- Chapter IV. Why The Kingdom Of Darius, Conquered By Alexander, Did Not Rebel Against The Successors Of Alexander At His Death
- Chapter V. Concerning The Way To Govern Cities Or Principalities Which Lived Under Their Own Laws Before They Were Annexed
- Chapter VI. Concerning New Principalities Which Are Acquired By One's Own Arms And Ability
- Chapter VII. Concerning New Principalities Which Are Acquired Either By The Arms Of Others Or By Good Fortune
- Chapter VIII. Concerning Those Who Have Obtained A Principality By Wickedness
- Chapter IX. Concerning A Civil Principality
- Chapter X. Concerning The Way In Which The Strength Of All Principalities Ought To Be Measured
- Chapter XI. Concerning Ecclesiastical Principalities
- Chapter XII. How Many Kinds Of Soldiery There Are, And Concerning Mercenaries
- Chapter XIII. Concerning Auxiliaries, Mixed Soldiery, And One's Own
- Chapter XIV. That Which Concerns A Prince On The Subject Of The Art Of War
- Chapter XV. Concerning Things For Which Men, And Especially Princes, Are Praised Or Blamed
- Chapter XVI. Concerning Liberality And Meanness
- Chapter XVII. Concerning Cruelty And Clemency, And Whether It Is Better To Be Loved Than Feared
- Chapter XVIII. Concerning The Way In Which Princes Should Keep Faith
- Chapter XIX. That One Should Avoid Being Despised And Hated
- Chapter XX. Are Fortresses, And Many Other Things To Which Princes Often Resort, Advantageous Or Hurtful?
- Chapter XXI. How A Prince Should Conduct Himself As To Gain Renown
- Chapter XXII. Concerning The Secretaries Of Princes
- Chapter XXIII. How Flatterers Should Be Avoided
- Chapter XXIV. The Princes Of Italy Have Lost Their States
- Chapter XXV. What Fortune Can Effect In Human Affairs, And How To Withstand Her
- Chapter XXVI. An Exhortation To Liberate Italy From The Barbarians
- Opening paragraph based on text from Outline of Great Books, Vol. I published 1937.
Links to the full text:

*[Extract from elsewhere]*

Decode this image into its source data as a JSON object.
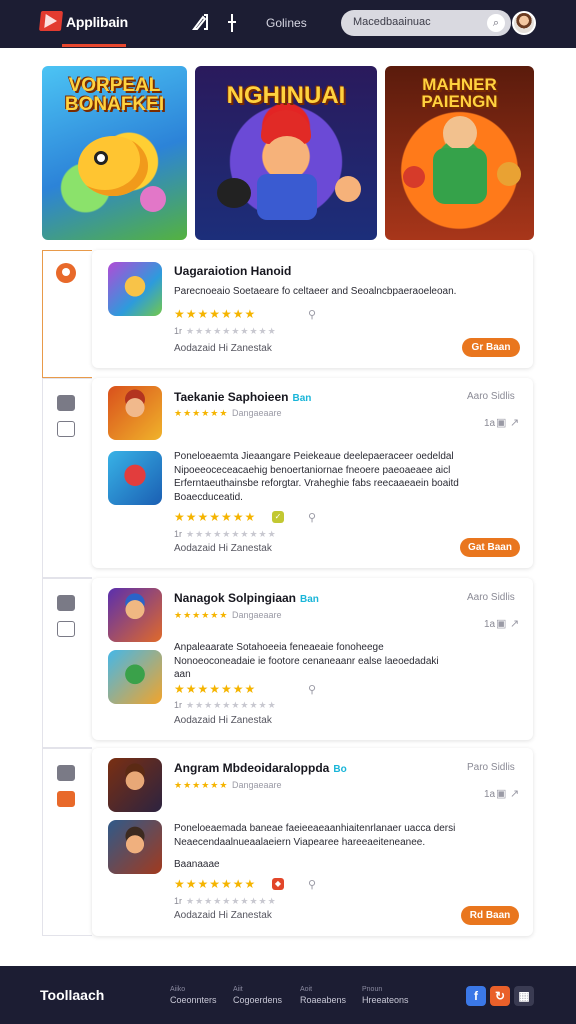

- The Constitution's full text of The Prince
- Adelaide's full text of The Prince (includes footnotes)
- Project Gutenberg's full text of The Prince
- Read the RSS Version of The Prince online